■ What the task requires ■
The task calls for each line of the records below in which the word "structured" appears.

☆ ☆ ☆ ☆

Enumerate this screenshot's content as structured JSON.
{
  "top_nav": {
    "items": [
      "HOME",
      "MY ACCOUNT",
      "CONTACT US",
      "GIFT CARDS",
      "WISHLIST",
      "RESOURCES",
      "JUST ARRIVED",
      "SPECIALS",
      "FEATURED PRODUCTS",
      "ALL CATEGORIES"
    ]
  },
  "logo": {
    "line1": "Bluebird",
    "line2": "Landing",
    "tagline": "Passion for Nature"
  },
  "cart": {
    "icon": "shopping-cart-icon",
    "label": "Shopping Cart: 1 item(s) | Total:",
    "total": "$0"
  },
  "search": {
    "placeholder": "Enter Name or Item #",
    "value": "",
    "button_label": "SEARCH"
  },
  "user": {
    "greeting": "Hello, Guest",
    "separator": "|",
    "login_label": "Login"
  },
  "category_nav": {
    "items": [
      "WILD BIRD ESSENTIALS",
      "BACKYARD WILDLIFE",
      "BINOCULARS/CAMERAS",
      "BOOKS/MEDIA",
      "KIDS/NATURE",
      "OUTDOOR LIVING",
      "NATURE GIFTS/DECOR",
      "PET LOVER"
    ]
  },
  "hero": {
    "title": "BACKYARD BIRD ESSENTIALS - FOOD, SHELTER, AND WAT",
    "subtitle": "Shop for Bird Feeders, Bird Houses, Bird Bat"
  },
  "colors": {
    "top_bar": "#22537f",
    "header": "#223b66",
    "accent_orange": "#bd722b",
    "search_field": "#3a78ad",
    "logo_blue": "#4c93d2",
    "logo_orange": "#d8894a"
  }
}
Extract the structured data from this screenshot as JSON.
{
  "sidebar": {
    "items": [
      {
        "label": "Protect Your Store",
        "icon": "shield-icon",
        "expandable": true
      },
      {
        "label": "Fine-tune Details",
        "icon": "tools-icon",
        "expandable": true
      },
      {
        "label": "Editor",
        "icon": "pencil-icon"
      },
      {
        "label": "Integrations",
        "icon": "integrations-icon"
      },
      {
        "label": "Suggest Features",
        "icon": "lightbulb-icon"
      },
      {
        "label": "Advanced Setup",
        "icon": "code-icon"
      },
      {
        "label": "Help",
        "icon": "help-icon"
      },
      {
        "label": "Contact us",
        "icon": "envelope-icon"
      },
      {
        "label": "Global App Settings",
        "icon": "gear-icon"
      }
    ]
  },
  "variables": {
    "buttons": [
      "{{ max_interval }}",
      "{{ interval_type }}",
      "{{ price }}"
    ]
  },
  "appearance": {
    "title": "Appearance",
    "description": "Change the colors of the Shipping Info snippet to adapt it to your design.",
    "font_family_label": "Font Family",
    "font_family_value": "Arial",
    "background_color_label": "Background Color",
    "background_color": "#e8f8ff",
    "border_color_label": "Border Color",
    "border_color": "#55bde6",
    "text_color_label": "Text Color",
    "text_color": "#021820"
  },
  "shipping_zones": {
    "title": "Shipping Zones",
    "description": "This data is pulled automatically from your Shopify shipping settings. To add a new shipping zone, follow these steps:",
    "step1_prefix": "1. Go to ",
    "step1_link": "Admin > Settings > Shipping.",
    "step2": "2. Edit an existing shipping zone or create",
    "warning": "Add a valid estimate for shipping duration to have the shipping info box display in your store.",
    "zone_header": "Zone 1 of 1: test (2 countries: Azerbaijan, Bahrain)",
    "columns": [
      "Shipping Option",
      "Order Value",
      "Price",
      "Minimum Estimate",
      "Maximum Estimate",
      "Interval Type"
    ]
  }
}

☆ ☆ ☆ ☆

■ Solved exercise ■
Enumerate this screenshot's content as structured JSON.
Extract the structured data from this screenshot as JSON.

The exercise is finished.